Posted by on October 13, 2009 - 9:06am

You may have noticed the NFL players wearing their pink gloves and shoes for Breast Cancer Awareness Month.  But did you know that breast cancer is the leading cause of cancer-related deaths in American women?  It is caused by abnormal cell growth in the breast tissue, usually beginning in the milk-producing ducts.  The abnormal growth may spread (metastasize) through your breast to your lymph nodes, or other parts of your body.
Picture 3The most common symptom of breast cancer in both men and women is a lump in the breast, which is usually painless.  Most breast lumps are non-cancerous, but it is still important to have any lumps evaluated by a physician.  Other symptoms of breast cancer include clear or bloody discharge from the nipple, change in breast size or shape, retraction or indentation of the nipple and skin around the breast. Treatment for breast cancer often involves surgery, radiation therapy, and/or chemotherapy.  A variety of surgical techniques are available depending on the size of the lump or tumor.

The good news is there are many resources for breast cancer treatment and research at Northwestern!

The Lynn Sage Cancer Research Foundation in partnership with Northwestern Memorial Hospital and the Robert H Lurie Comprehensive Cancer Center has established the Lynn Sage Breast Cancer Program to provide women with access to the latest advances and technology in breast cancer treatment.  The center offers clinical, diagnostic, rehabilitation and counseling services at a single location.

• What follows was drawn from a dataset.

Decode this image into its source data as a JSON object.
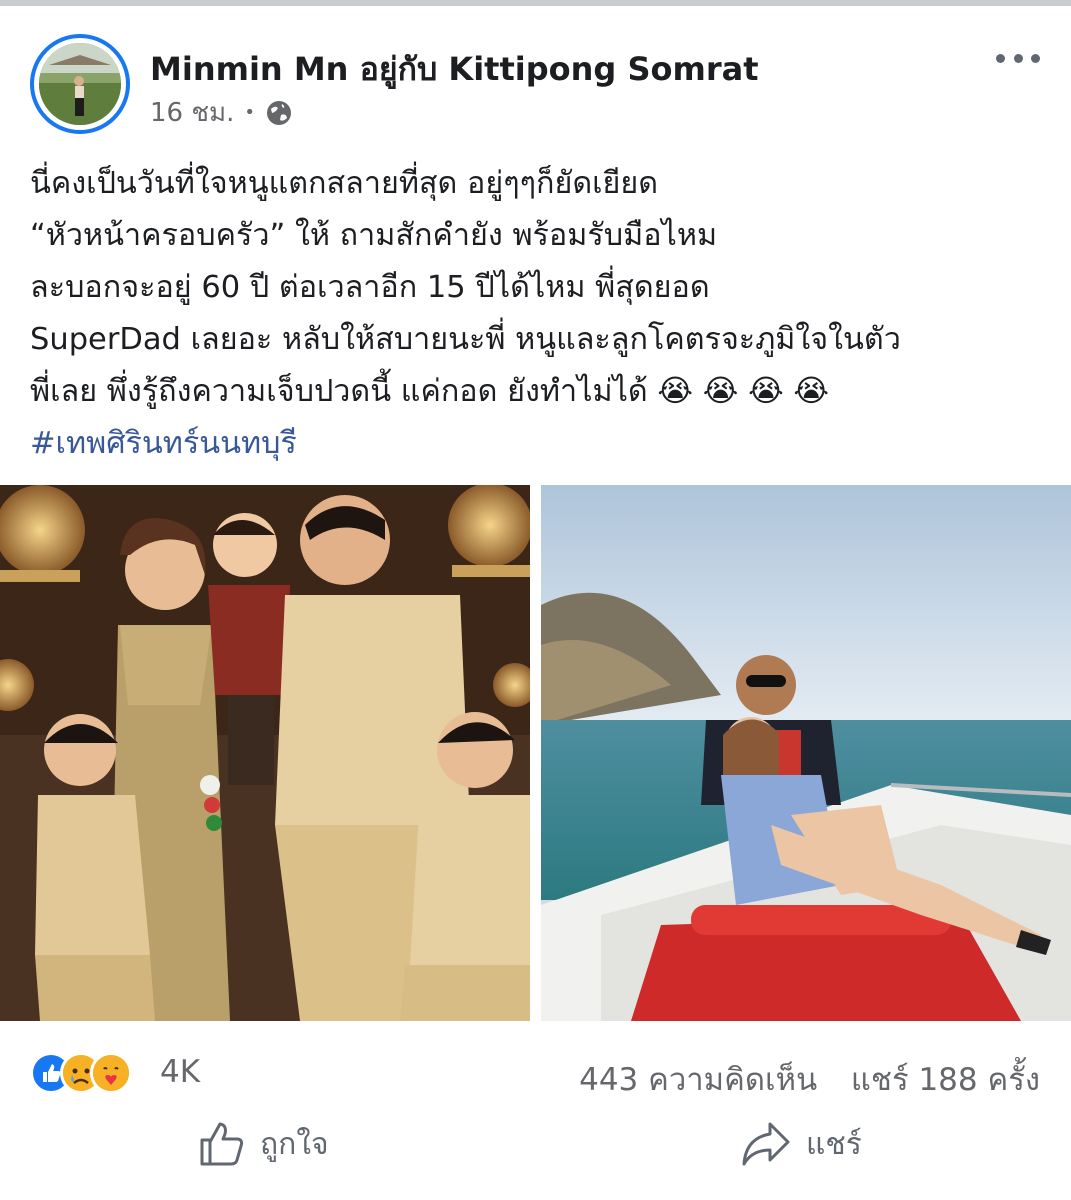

Northwestern Memorial Hospital also offers breast reconstruction surgery for patients who have undergone lumpectomy or mastectomy or who have other cancer-related deformities.  Dr. Neil Fine, a plastic surgeon at NMH has developed an innovative technique as an alternative to total mastectomy.  The technique involves repositioning portions of the latissimus dorsi into the breast where a tumor has been removed.  Only a handful of other hospitals across the country are offering this procedure.

IWHR Highlighted Researcher
Dr. Seema A. Khan M.D., is the Bluhm Family Professor of Cancer Research at Northwestern University’s Feinberg School of Medicine.  She is also the Director of the Bluhm Family Breast Cancer Early Detection and Prevention Program at Feinberg.  She received her medical degree from Dow Medical College in Pakistan and a Master’s in Epidemiology from the Harvard School of Public Health.  Dr. Khan is a board-certified surgeon whose research interests involve prevention, early detection and treatment of breast cancer. Currently she has multiple active clinical trials including a study designed to identify biomarkers for breast cancer risk in benign breast tissue.  Similarly, she is investigating the level of estrogen in nipple fluid as a marker for breast cancer risk.  Other recent studies include the development of a topical treatment for non-invasive breast cancer and the multi-center evaluation of a preventive breast cancer therapy for post-menopausal women taking Hormone Replacement Therapy.

Other Useful Links and Resources:

Posted by on September 3, 2009 - 10:31am

After reading Alison’s excellent blog entry regarding the efficacy of self-exams at detecting breast cancer, I’ve been thinking more about women’s choices regarding both prevention, as well as treatment, for breast cancer. I think Christina Applegate’s decision to have a mastectomy to treat her breast cancer really surprised me; it seemed such a drastic choice for a young, seemingly healthy woman, especially one who makes a living based partly on her physical appearance.

I found a study, published in the Journal of Clinical Oncology (full article can be read for free here)  that found that women who were most involved in their treatment decisions were more likely to choose mastectomy over a breast conserving surgery. This is slightly counter to the charges I’ve heard lain at physicians doors: namely that they’re responsible for increasingly invasive, and sometimes unnecessary, procedures. The study insists instead, that women are so frightened of disease recurrence that they would rather lose both breasts rather than face the possibility of the disease coming back.

That choice still seems rather odd to me, especially since, according to the American Cancer Society, white women have a 91% 5-year survival rate for breast cancer, higher than any other cancer studied (African American women have a 78% rate, which is still higher than other cancers for this group). One possible reason for the results about mastectomy choice is that the researchers used women with an average age of 60. I don’t want to sound ageist, but it seems likely that women at that age could have fewer conflicts with the idea of a mastectomy than their younger counterparts, who may still be considering childbirth and breastfeeding.

What do you guys think? Under which conditions would opt for a complete mastectomy over a more conservative option? Does knowing the high probability of surviving the disease influence your decision?